• [EXERCISE DESCRIPTION]: Tally the lines in the entries where the string "library" appears, and write only the total.

• [MATERIAL SHOWN]:
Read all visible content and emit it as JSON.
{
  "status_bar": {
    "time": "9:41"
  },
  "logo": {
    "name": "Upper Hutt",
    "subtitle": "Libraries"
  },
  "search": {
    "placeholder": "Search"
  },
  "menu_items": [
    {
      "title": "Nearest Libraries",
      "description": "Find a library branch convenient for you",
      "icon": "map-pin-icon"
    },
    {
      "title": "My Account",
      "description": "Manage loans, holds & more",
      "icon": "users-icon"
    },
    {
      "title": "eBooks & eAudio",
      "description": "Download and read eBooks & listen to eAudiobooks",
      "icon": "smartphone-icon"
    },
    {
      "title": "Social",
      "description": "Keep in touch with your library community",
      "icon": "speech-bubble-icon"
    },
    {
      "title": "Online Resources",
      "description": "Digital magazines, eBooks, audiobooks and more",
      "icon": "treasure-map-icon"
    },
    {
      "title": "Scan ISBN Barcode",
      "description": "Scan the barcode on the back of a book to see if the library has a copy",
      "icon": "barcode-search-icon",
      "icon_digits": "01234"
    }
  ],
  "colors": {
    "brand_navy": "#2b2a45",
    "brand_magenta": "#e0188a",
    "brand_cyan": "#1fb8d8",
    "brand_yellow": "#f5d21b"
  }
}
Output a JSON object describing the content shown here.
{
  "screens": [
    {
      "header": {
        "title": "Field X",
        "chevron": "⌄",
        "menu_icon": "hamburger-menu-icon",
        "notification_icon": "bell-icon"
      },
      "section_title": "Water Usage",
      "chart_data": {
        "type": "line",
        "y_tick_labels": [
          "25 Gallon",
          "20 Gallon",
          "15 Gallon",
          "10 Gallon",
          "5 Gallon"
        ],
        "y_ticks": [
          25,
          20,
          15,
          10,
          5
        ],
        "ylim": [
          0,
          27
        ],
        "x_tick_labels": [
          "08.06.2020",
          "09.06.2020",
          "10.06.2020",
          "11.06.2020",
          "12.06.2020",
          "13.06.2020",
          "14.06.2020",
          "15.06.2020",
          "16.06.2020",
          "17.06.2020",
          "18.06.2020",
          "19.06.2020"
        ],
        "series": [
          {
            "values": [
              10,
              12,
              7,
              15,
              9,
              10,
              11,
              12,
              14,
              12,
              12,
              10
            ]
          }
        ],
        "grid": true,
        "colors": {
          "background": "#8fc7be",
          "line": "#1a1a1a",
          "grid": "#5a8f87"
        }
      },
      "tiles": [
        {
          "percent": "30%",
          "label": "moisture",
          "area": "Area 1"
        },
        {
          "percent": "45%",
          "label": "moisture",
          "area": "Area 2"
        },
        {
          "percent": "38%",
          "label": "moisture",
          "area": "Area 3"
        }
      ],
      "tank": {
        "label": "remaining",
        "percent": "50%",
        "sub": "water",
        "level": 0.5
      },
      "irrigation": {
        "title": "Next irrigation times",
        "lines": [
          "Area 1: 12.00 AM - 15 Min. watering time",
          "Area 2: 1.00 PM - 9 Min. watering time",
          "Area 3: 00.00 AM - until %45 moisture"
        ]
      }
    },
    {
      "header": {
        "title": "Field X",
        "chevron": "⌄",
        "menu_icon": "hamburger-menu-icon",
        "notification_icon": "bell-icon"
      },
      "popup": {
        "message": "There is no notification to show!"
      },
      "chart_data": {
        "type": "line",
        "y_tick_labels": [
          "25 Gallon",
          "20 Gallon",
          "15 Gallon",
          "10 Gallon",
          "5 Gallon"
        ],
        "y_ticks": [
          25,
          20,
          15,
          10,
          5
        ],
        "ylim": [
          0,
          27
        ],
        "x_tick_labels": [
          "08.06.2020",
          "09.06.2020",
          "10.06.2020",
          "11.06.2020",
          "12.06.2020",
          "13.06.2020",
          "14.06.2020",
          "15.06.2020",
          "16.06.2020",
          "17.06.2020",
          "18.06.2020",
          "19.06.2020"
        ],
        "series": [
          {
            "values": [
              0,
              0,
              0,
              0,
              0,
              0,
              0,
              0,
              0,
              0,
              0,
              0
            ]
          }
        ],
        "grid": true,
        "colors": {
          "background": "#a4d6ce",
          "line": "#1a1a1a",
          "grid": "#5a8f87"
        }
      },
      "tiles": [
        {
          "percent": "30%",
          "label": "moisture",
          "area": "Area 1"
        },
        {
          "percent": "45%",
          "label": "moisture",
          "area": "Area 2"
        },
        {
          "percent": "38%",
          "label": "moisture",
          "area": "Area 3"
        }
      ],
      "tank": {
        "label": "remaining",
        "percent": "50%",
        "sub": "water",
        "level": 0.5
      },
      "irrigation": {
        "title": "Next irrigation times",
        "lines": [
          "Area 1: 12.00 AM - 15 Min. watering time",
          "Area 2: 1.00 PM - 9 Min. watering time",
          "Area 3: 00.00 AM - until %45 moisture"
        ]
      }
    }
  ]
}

• [YOUR RESPONSE]: 3